Eric Greenleaf, Royal Marines 1934 – 60

Born on Plymouth’s Barbican in 1920, Eric joined the Royal Marines Band at just 14. He served on HMS Cumberland, first in the South Atlantic, witnessing the demise of the Graf Spee, and then in 17 Arctic convoys between Scotland and Murmansk, enduring attacks by enemy aircraft, surface raiders and submarines as well as the bitter fury of North Atlantic winter storms.

Later, Eric served in the Far East until Japan capitulated in September 1945, and then in the Korean War from 1950–53. He retired from the Navy in 1960.

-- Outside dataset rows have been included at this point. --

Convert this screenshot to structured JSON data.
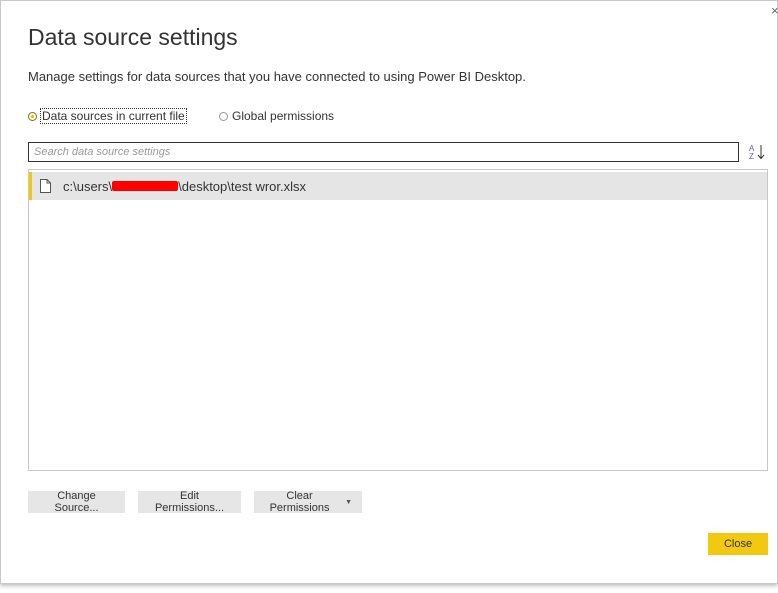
{
  "dialog": {
    "title": "Data source settings",
    "subtitle": "Manage settings for data sources that you have connected to using Power BI Desktop.",
    "close_glyph": "×"
  },
  "scope": {
    "options": [
      {
        "label": "Data sources in current file",
        "selected": true
      },
      {
        "label": "Global permissions",
        "selected": false
      }
    ]
  },
  "search": {
    "placeholder": "Search data source settings",
    "value": ""
  },
  "sources": {
    "items": [
      {
        "prefix": "c:\\users\\",
        "suffix": "\\desktop\\test wror.xlsx",
        "redacted": true
      }
    ]
  },
  "actions": {
    "change_source": "Change Source...",
    "edit_permissions": "Edit Permissions...",
    "clear_permissions": "Clear Permissions",
    "close": "Close"
  },
  "colors": {
    "accent": "#f2c811",
    "redaction": "#ff0000",
    "sort_icon": "#6b5bb5"
  }
}
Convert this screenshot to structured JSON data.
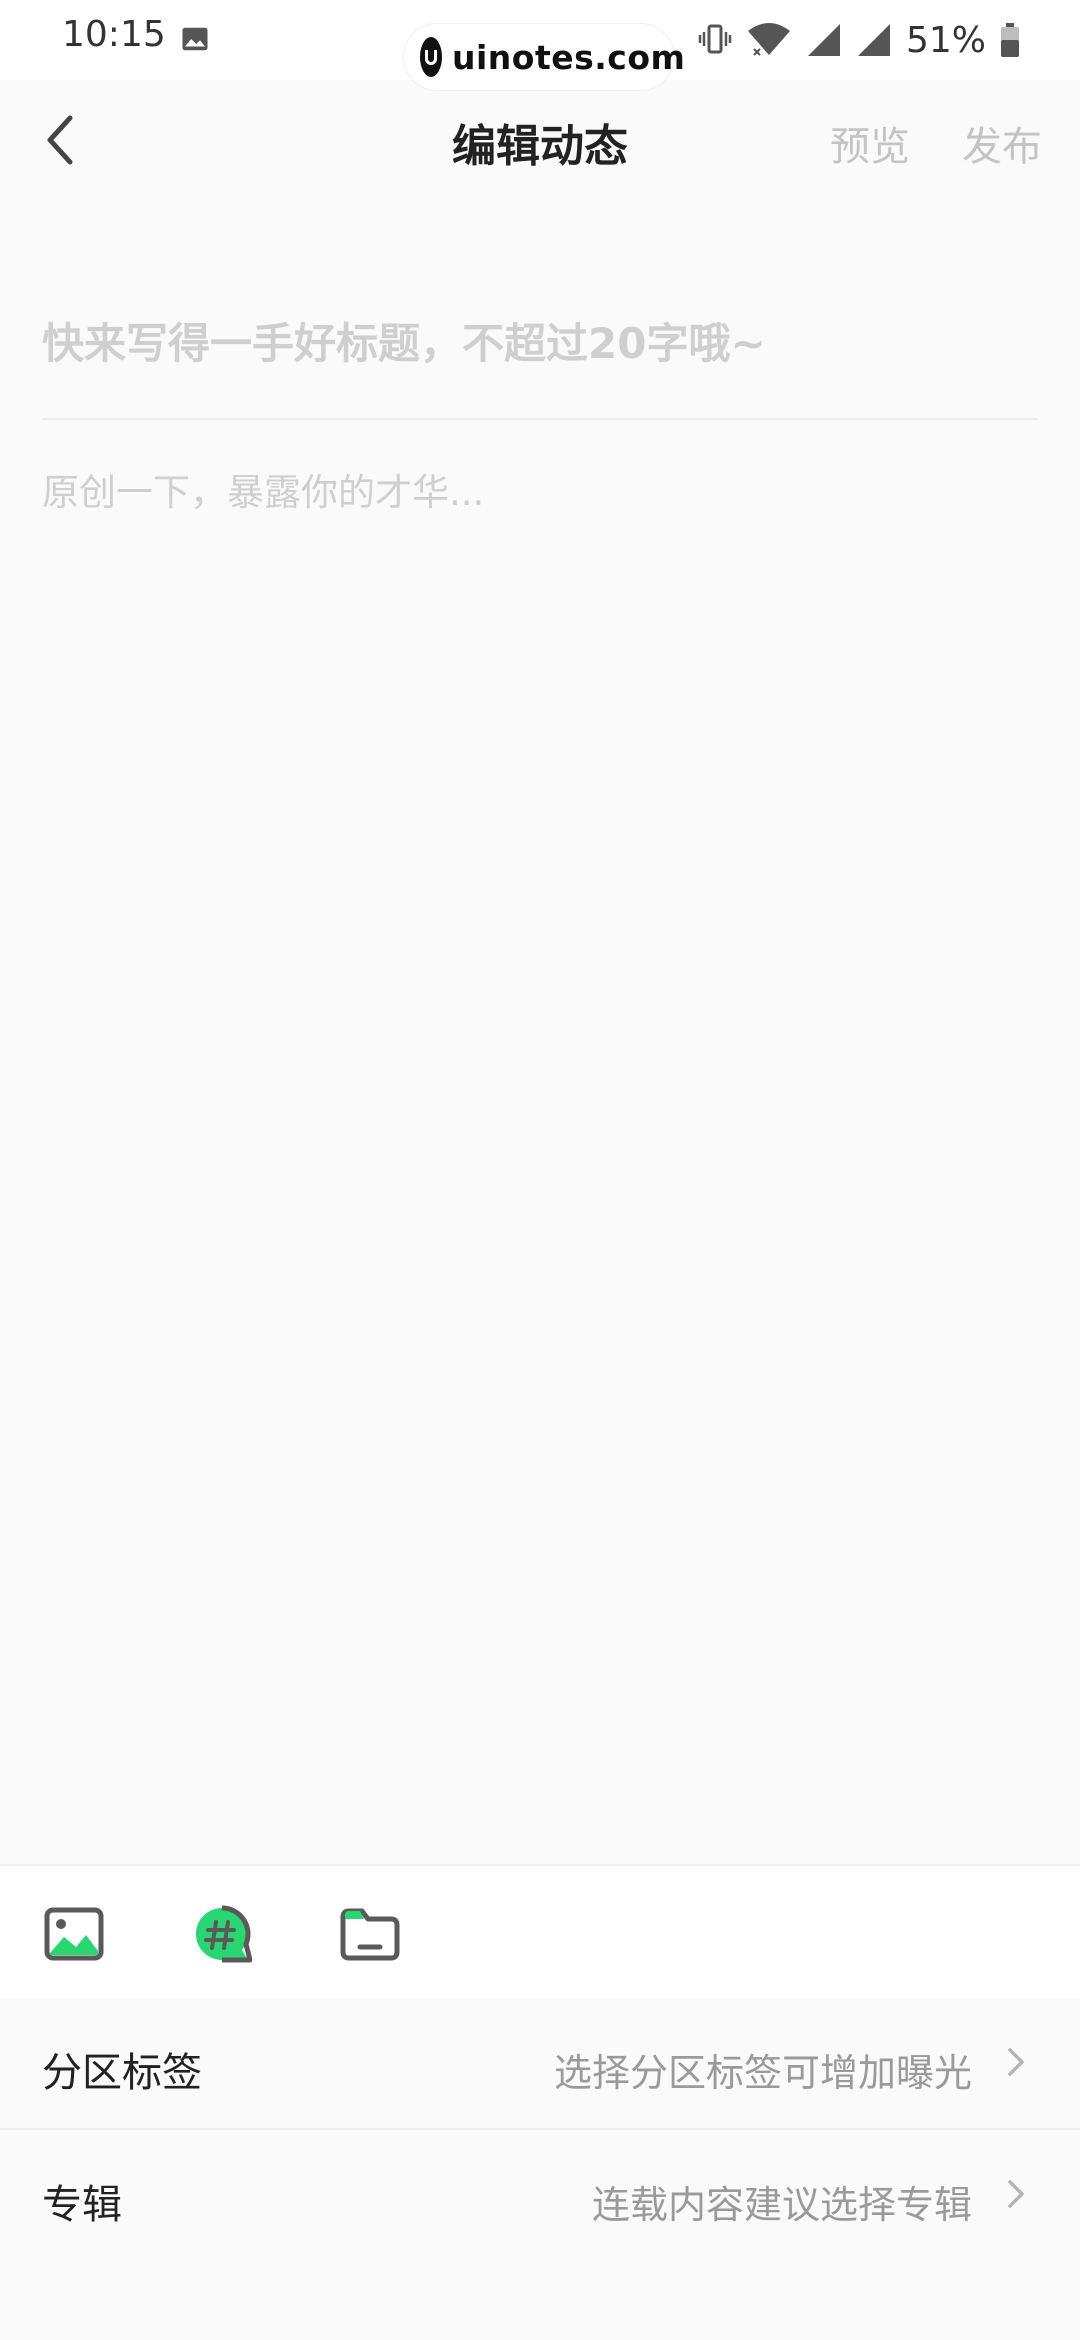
{
  "status_bar": {
    "time": "10:15",
    "battery_percent": "51%",
    "watermark": "uinotes.com",
    "icons": [
      "image-icon",
      "vibrate-icon",
      "wifi-icon",
      "signal-icon",
      "signal-icon",
      "battery-icon"
    ]
  },
  "header": {
    "title": "编辑动态",
    "preview_label": "预览",
    "publish_label": "发布"
  },
  "editor": {
    "title_placeholder": "快来写得一手好标题，不超过20字哦~",
    "body_placeholder": "原创一下，暴露你的才华..."
  },
  "toolbar": {
    "tools": [
      "image-icon",
      "topic-hashtag-icon",
      "folder-icon"
    ]
  },
  "rows": [
    {
      "label": "分区标签",
      "value": "选择分区标签可增加曝光"
    },
    {
      "label": "专辑",
      "value": "连载内容建议选择专辑"
    }
  ],
  "colors": {
    "accent": "#2ad672",
    "icon_stroke": "#5a5a5a",
    "placeholder": "#cfcfcf",
    "disabled_text": "#c4c4c4"
  }
}
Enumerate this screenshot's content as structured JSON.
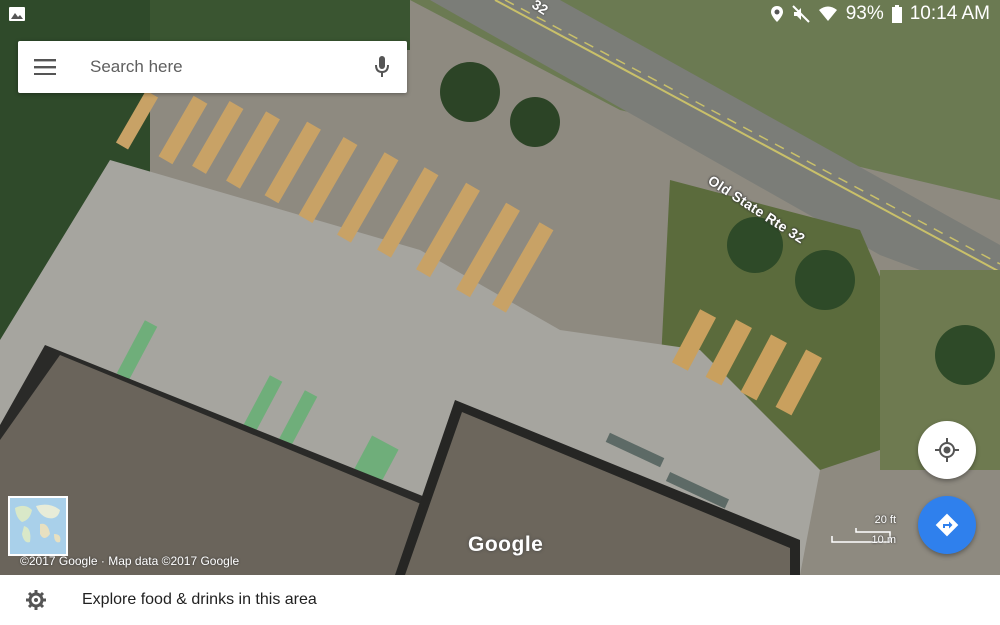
{
  "status_bar": {
    "battery": "93%",
    "time": "10:14 AM",
    "icons": [
      "image-icon",
      "location-icon",
      "mute-icon",
      "wifi-icon",
      "battery-icon"
    ]
  },
  "search": {
    "placeholder": "Search here",
    "menu_icon": "menu-icon",
    "mic_icon": "mic-icon"
  },
  "map": {
    "road_label": "Old State Rte 32",
    "road_label_top": "32",
    "logo": "Google",
    "copyright": "©2017 Google · Map data ©2017 Google",
    "scale_ft": "20 ft",
    "scale_m": "10 m",
    "locate_icon": "my-location-icon",
    "directions_icon": "directions-icon",
    "layers_thumbnail": "world-map-thumbnail"
  },
  "bottom": {
    "explore_text": "Explore food & drinks in this area",
    "explore_icon": "explore-icon"
  },
  "colors": {
    "accent": "#2f80ed",
    "statusbar_text": "#ffffff",
    "search_placeholder": "#5f5f5f"
  }
}
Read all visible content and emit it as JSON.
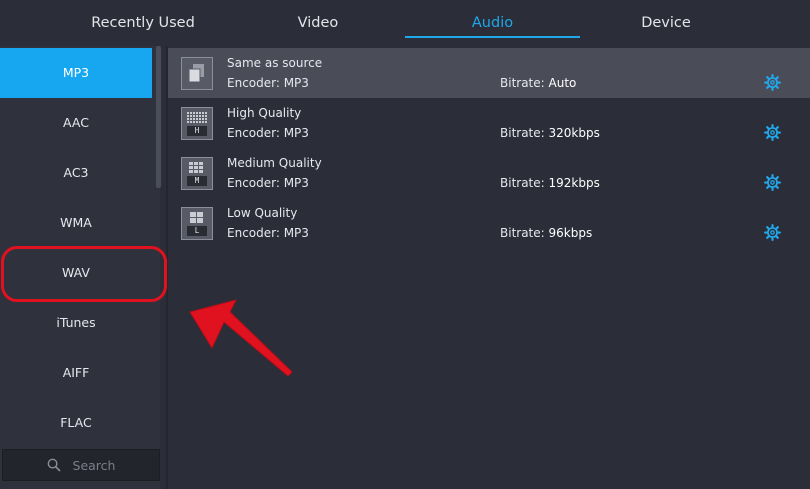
{
  "tabs": [
    {
      "label": "Recently Used"
    },
    {
      "label": "Video"
    },
    {
      "label": "Audio",
      "active": true
    },
    {
      "label": "Device"
    }
  ],
  "sidebar": {
    "formats": [
      {
        "label": "MP3",
        "active": true
      },
      {
        "label": "AAC"
      },
      {
        "label": "AC3"
      },
      {
        "label": "WMA"
      },
      {
        "label": "WAV"
      },
      {
        "label": "iTunes"
      },
      {
        "label": "AIFF"
      },
      {
        "label": "FLAC"
      }
    ],
    "search_placeholder": "Search"
  },
  "presets": [
    {
      "name": "Same as source",
      "encoder": "Encoder: MP3",
      "bitrate_label": "Bitrate:",
      "bitrate_value": "Auto",
      "icon": "copy-icon",
      "letter": "",
      "selected": true
    },
    {
      "name": "High Quality",
      "encoder": "Encoder: MP3",
      "bitrate_label": "Bitrate:",
      "bitrate_value": "320kbps",
      "icon": "quality-high-icon",
      "letter": "H"
    },
    {
      "name": "Medium Quality",
      "encoder": "Encoder: MP3",
      "bitrate_label": "Bitrate:",
      "bitrate_value": "192kbps",
      "icon": "quality-medium-icon",
      "letter": "M"
    },
    {
      "name": "Low Quality",
      "encoder": "Encoder: MP3",
      "bitrate_label": "Bitrate:",
      "bitrate_value": "96kbps",
      "icon": "quality-low-icon",
      "letter": "L"
    }
  ],
  "colors": {
    "accent": "#1ea7ea",
    "active_item_bg": "#17a6f0",
    "selected_row_bg": "#4a4c58",
    "annotation_red": "#e1121f"
  }
}
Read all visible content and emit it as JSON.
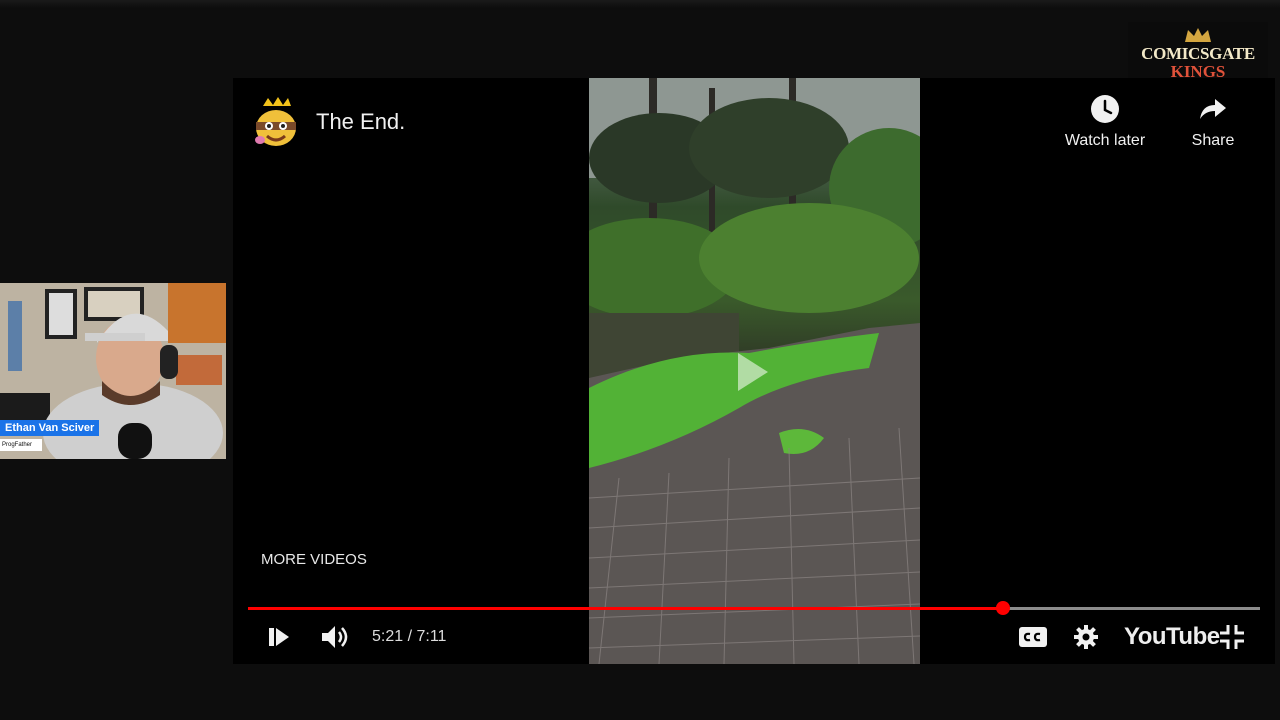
{
  "brand": {
    "line1": "COMICSGATE",
    "line2": "KINGS"
  },
  "webcam": {
    "name": "Ethan Van Sciver",
    "subtitle": "ProgFather"
  },
  "player": {
    "title": "The End.",
    "watch_later_label": "Watch later",
    "share_label": "Share",
    "more_videos_label": "MORE VIDEOS",
    "time_display": "5:21 / 7:11",
    "progress_fraction": 0.746,
    "logo_text": "YouTube",
    "accent": "#ff0000"
  }
}
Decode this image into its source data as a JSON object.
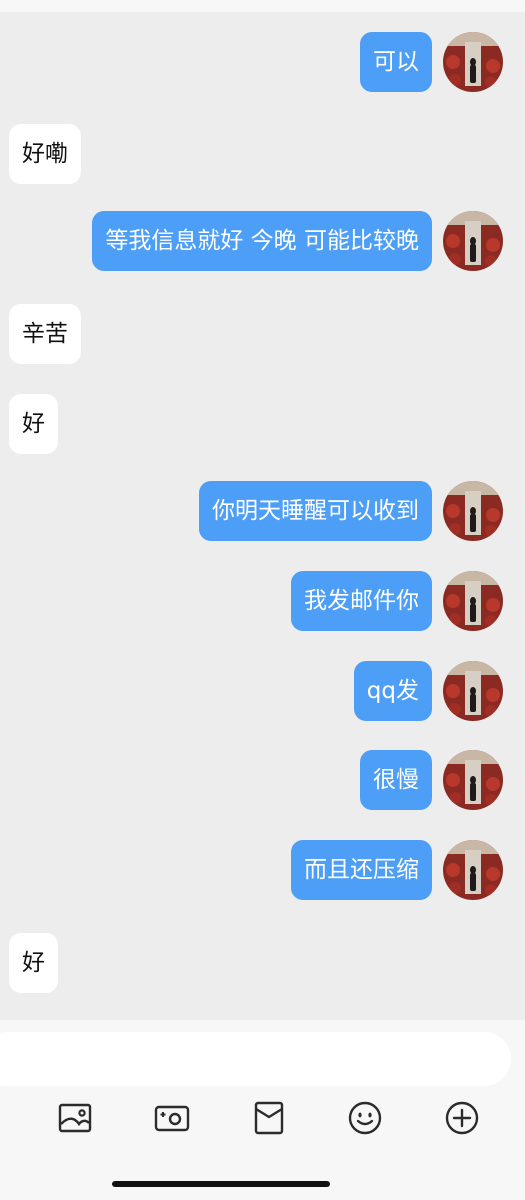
{
  "colors": {
    "chat_background": "#EDEDED",
    "outgoing_bubble": "#4D9EF7",
    "incoming_bubble": "#FFFFFF",
    "icon_color": "#2B2B2B"
  },
  "messages": [
    {
      "direction": "outgoing",
      "text": "可以"
    },
    {
      "direction": "incoming",
      "text": "好嘞"
    },
    {
      "direction": "outgoing",
      "text": "等我信息就好 今晚 可能比较晚"
    },
    {
      "direction": "incoming",
      "text": "辛苦"
    },
    {
      "direction": "incoming",
      "text": "好"
    },
    {
      "direction": "outgoing",
      "text": "你明天睡醒可以收到"
    },
    {
      "direction": "outgoing",
      "text": "我发邮件你"
    },
    {
      "direction": "outgoing",
      "text": "qq发"
    },
    {
      "direction": "outgoing",
      "text": "很慢"
    },
    {
      "direction": "outgoing",
      "text": "而且还压缩"
    },
    {
      "direction": "incoming",
      "text": "好"
    }
  ],
  "composer": {
    "input_value": ""
  },
  "toolbar": {
    "icons": [
      "image-icon",
      "camera-icon",
      "red-packet-icon",
      "emoji-icon",
      "plus-icon"
    ]
  }
}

A widower, Eric now lives in sheltered accommodation just yards from where he grew up on the Barbican. He is best pals with fellow resident and former Royal Navy chef, Dave McDonald, the only other military veteran living there.

Says Eric: “Our time in the Forces means we really understand each other. Although we’re different ages, we’ve shared some similar experiences and that makes a difference.

“But not everyone is as lucky as us and I think the idea of the Equinox Centre is one of the best I’ve ever heard. A mini ‘Chelsea Hospital’ is what Plymouth needs to nurture its veterans and the involvement of the medical students would be fantastic. Friendship is one of the best things in life and age should be no barrier.”

Captain Ailsa Wright

Captain Ailsa Wright RAMC graduated from the Peninsula School of Medicine on a British Army Medical Cadetship in 2015.

Says Ailsa: “The Equinox Centre is a great example of the School’s innovative approach, which promotes lateral thinking and holistic healthcare from the outset of our studies."

"The Centre will give students a fantastic opportunity to gain understanding of a group of people they wouldn’t ordinarily meet, and to build bonds with them. They’ll get to know the veterans as people, gain insight into their backgrounds and see that they were young once, too!"

"This experience will be invaluable for future practice. It will help ensure doctors are more aware of the difficulties older people face and better equipped to provide the best possible care. It’s about so much more than career development though – I’m sure many of these friendships will last well beyond the student years.”